Produced by Colin Low
Tom Daly
Edited by Arthur Lipsett
Distributed by National Film Board of Canada
Release date
(55 years ago)
Running time
9 minutes 33 seconds
Country Canada
Language English

21-87 is a 1963 Canadian abstract collage film created by Arthur Lipsett that lasts 9 minutes and 33 seconds.[citation needed]

The short film, produced by the National Film Board of Canada, is a collage of snippets from discarded footage found by Lipsett in the editing room of the National Film Board (where he was employed as an animator), combined with his own black and white 16 mm footage which he shot on the streets of Montreal and New York City, among other locations.[citation needed]

Influence on George Lucas[edit]

21-87 has had a profound influence on director George Lucas and sound designer/editor Walter Murch, with Lucas stating that it was "the kind of movie I wanted to make — a very off the wall, abstract kind of film".[1]

The film strongly influenced Lucas in the aesthetic and style for the Star Wars films, as well as a number of his other works, including American Graffiti and his pure cinema short films 6-18-67, 1:42.08, Look at Life, his short film Electronic Labyrinth: THX 1138 4EB, and the feature it inspired, THX 1138.[citation needed]

Although Lucas never met Arthur Lipsett, who committed suicide in 1986, tributes to 21-87 appear throughout his work. For example, Electronic Labyrinth: THX 1138 4EB is dated as taking place on '05-14-2187'.[2]

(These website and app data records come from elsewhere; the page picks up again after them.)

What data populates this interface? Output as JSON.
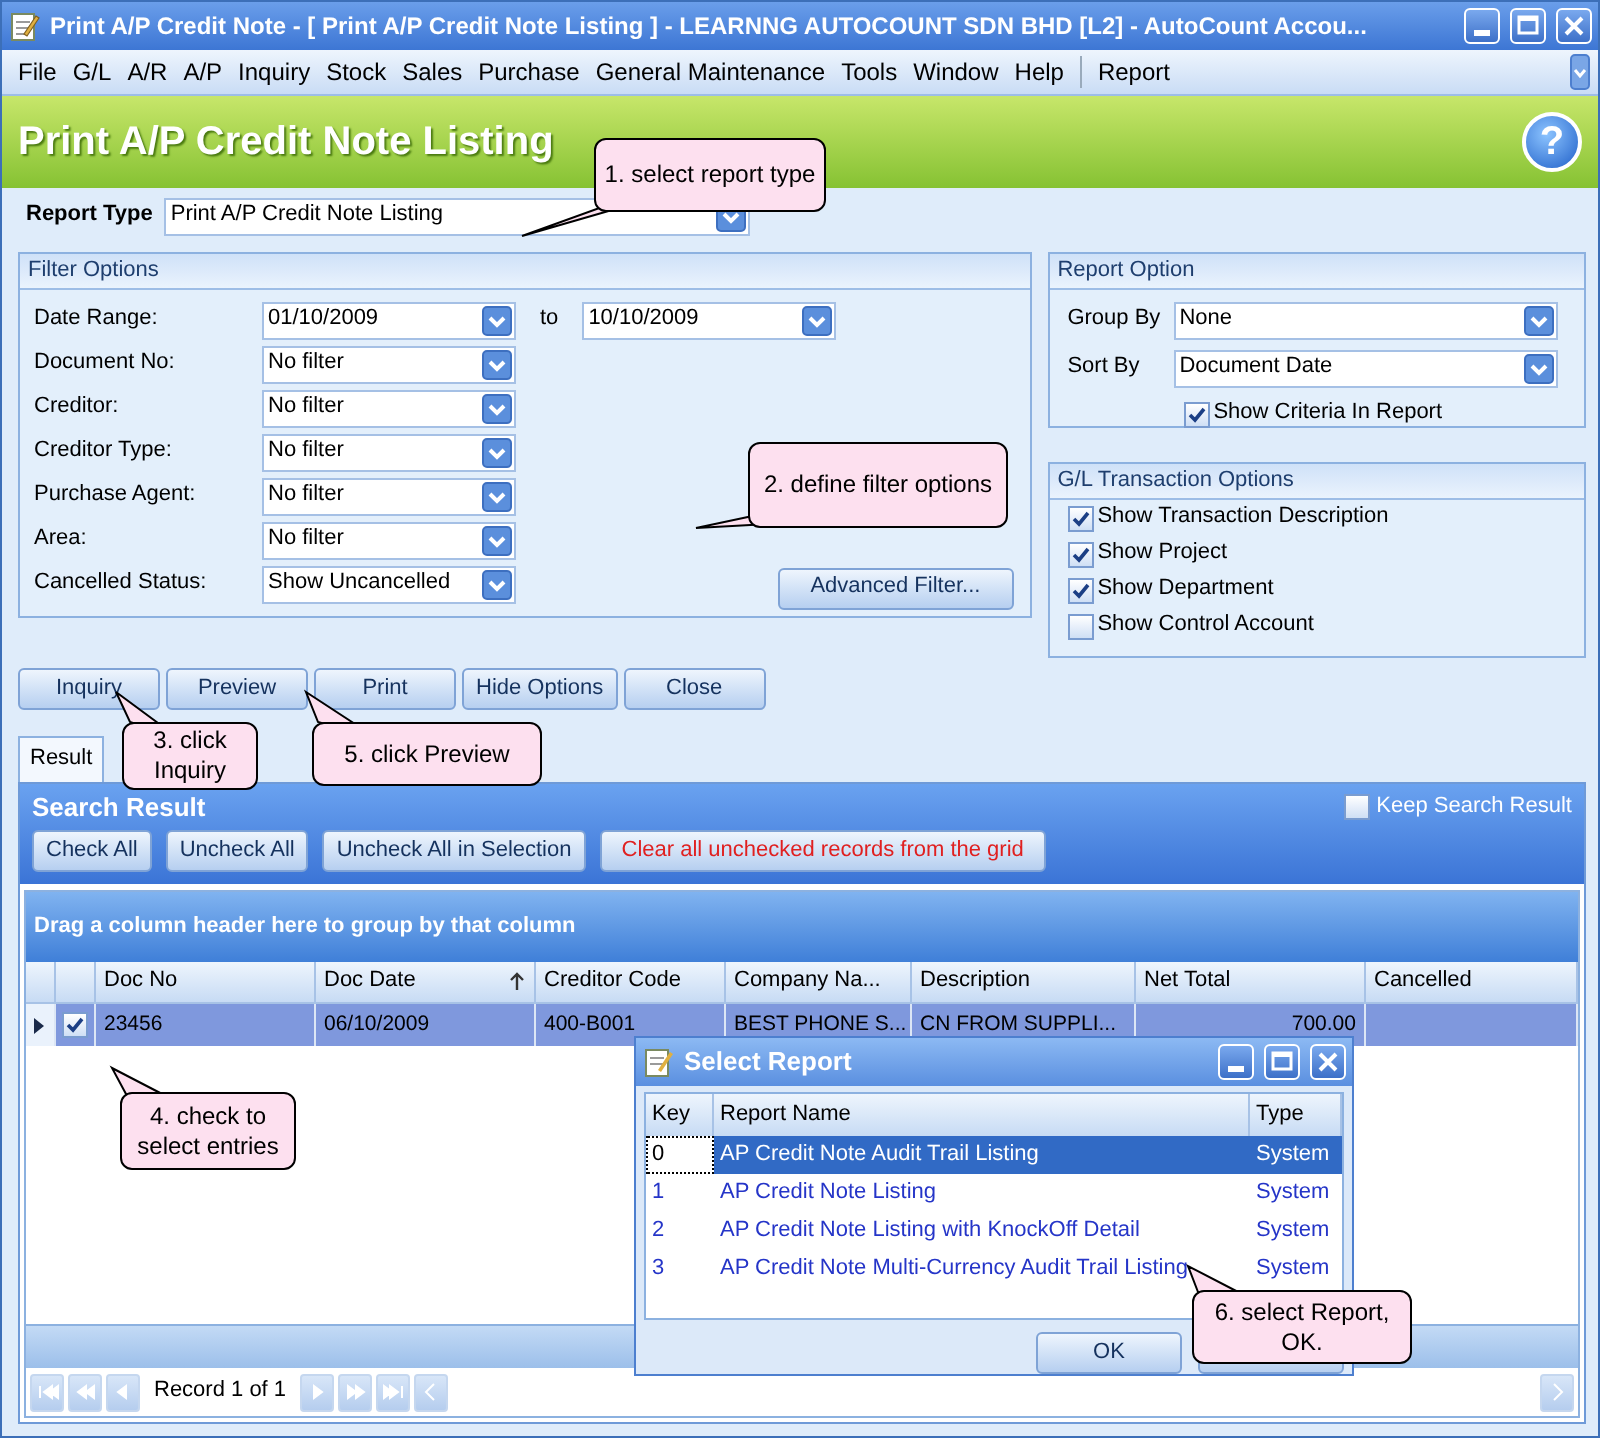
{
  "window": {
    "title": "Print A/P Credit Note - [ Print A/P Credit Note Listing ] - LEARNNG AUTOCOUNT SDN BHD [L2] - AutoCount Accou..."
  },
  "menu": [
    "File",
    "G/L",
    "A/R",
    "A/P",
    "Inquiry",
    "Stock",
    "Sales",
    "Purchase",
    "General Maintenance",
    "Tools",
    "Window",
    "Help",
    "Report"
  ],
  "header": {
    "title": "Print A/P Credit Note Listing",
    "help": "?"
  },
  "report_type": {
    "label": "Report Type",
    "value": "Print A/P Credit Note Listing"
  },
  "filter_options": {
    "title": "Filter Options",
    "fields": [
      {
        "label": "Date Range:",
        "value": "01/10/2009",
        "to_label": "to",
        "to_value": "10/10/2009"
      },
      {
        "label": "Document No:",
        "value": "No filter"
      },
      {
        "label": "Creditor:",
        "value": "No filter"
      },
      {
        "label": "Creditor Type:",
        "value": "No filter"
      },
      {
        "label": "Purchase Agent:",
        "value": "No filter"
      },
      {
        "label": "Area:",
        "value": "No filter"
      },
      {
        "label": "Cancelled Status:",
        "value": "Show Uncancelled"
      }
    ],
    "advanced_button": "Advanced Filter..."
  },
  "report_option": {
    "title": "Report Option",
    "fields": [
      {
        "label": "Group By",
        "value": "None"
      },
      {
        "label": "Sort By",
        "value": "Document Date"
      }
    ],
    "show_criteria": {
      "label": "Show Criteria In Report",
      "checked": true
    }
  },
  "gl_options": {
    "title": "G/L Transaction Options",
    "items": [
      {
        "label": "Show Transaction Description",
        "checked": true
      },
      {
        "label": "Show Project",
        "checked": true
      },
      {
        "label": "Show Department",
        "checked": true
      },
      {
        "label": "Show Control Account",
        "checked": false
      }
    ]
  },
  "buttons": [
    "Inquiry",
    "Preview",
    "Print",
    "Hide Options",
    "Close"
  ],
  "tabs": [
    {
      "label": "Result",
      "selected": true
    }
  ],
  "search_result": {
    "title": "Search Result",
    "keep": {
      "label": "Keep Search Result",
      "checked": false
    },
    "buttons": [
      {
        "label": "Check All",
        "kind": "normal"
      },
      {
        "label": "Uncheck All",
        "kind": "normal"
      },
      {
        "label": "Uncheck All in Selection",
        "kind": "normal"
      },
      {
        "label": "Clear all unchecked records from the grid",
        "kind": "warning"
      }
    ]
  },
  "grid": {
    "group_hint": "Drag a column header here to group by that column",
    "columns": [
      {
        "label": "Doc No",
        "sorted": false
      },
      {
        "label": "Doc Date",
        "sorted": true
      },
      {
        "label": "Creditor Code",
        "sorted": false
      },
      {
        "label": "Company Na...",
        "sorted": false
      },
      {
        "label": "Description",
        "sorted": false
      },
      {
        "label": "Net Total",
        "sorted": false
      },
      {
        "label": "Cancelled",
        "sorted": false
      }
    ],
    "rows": [
      {
        "current": true,
        "checked": true,
        "cells": [
          "23456",
          "06/10/2009",
          "400-B001",
          "BEST PHONE S...",
          "CN FROM SUPPLI...",
          "700.00",
          null
        ]
      }
    ]
  },
  "navigator": {
    "text": "Record 1 of 1"
  },
  "dialog": {
    "title": "Select Report",
    "columns": [
      "Key",
      "Report Name",
      "Type"
    ],
    "rows": [
      {
        "key": "0",
        "name": "AP Credit Note Audit Trail Listing",
        "type": "System",
        "selected": true
      },
      {
        "key": "1",
        "name": "AP Credit Note Listing",
        "type": "System",
        "selected": false
      },
      {
        "key": "2",
        "name": "AP Credit Note Listing with KnockOff Detail",
        "type": "System",
        "selected": false
      },
      {
        "key": "3",
        "name": "AP Credit Note Multi-Currency Audit Trail Listing",
        "type": "System",
        "selected": false
      }
    ],
    "ok_button": "OK"
  },
  "callouts": [
    {
      "text": "1. select report type"
    },
    {
      "text": "2. define filter options"
    },
    {
      "text": "3. click Inquiry"
    },
    {
      "text": "5. click Preview"
    },
    {
      "text": "4. check to select entries"
    },
    {
      "text": "6. select Report, OK."
    }
  ]
}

Throughout Star Wars, the phrase "The Force" itself is said to have been inspired by the short film.[3][4] In Star Wars Episode IV: A New Hope, Princess Leia's prison cell on the Death Star is numbered 2187.[citation needed]

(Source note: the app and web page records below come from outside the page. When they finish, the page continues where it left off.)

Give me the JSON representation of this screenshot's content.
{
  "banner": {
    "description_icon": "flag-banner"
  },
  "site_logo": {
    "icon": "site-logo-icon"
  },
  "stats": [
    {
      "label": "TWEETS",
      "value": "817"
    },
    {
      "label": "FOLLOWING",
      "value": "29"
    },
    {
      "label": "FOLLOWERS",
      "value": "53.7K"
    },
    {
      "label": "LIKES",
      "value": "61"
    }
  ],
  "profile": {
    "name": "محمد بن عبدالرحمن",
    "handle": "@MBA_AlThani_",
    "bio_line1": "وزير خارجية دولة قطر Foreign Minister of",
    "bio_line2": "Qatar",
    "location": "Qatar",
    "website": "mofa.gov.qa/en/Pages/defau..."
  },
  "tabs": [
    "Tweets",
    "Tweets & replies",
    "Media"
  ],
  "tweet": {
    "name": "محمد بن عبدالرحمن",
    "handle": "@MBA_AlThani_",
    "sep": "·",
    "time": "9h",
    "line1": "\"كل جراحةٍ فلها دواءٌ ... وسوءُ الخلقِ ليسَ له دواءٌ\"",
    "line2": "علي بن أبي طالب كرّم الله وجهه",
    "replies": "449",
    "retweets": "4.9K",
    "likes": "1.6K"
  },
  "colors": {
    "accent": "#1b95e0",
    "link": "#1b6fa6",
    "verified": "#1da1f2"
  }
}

The 21-87 theme has continued to be referenced in the new films, such as Star Wars: The Force Awakens, in which Finn's Stormtrooper designation is FN-2187.[citation needed]

See also[edit]


  1. ^ Hassannia, Tina (2 March 2016). "Colin Low, Don Owen and how the NFB's Unit B changed Canadian cinema". CBC Arts. Retrieved 2016-03-02. 
  2. ^ Lucas, George (Director) (1967). Electronic Labyrinth: THX 1138 4EB (DVD [on the bonus disk accompanying THX 1138: The George Lucas Director's Cut]). USA: Warner Bros. 
  3. ^ George Lucas interview with Wired. Retrieved on 2008-12-22 from https://www.wired.com/wired/archive/13.05/lucas.html?pg=3&topic=lucas&topic_set=%20Life%20After%20Darth.
  4. ^ CBC article on SW. Retrieved on 2008-12-22 from http://www.cbc.ca/arts/features/starwars/.

External links[edit]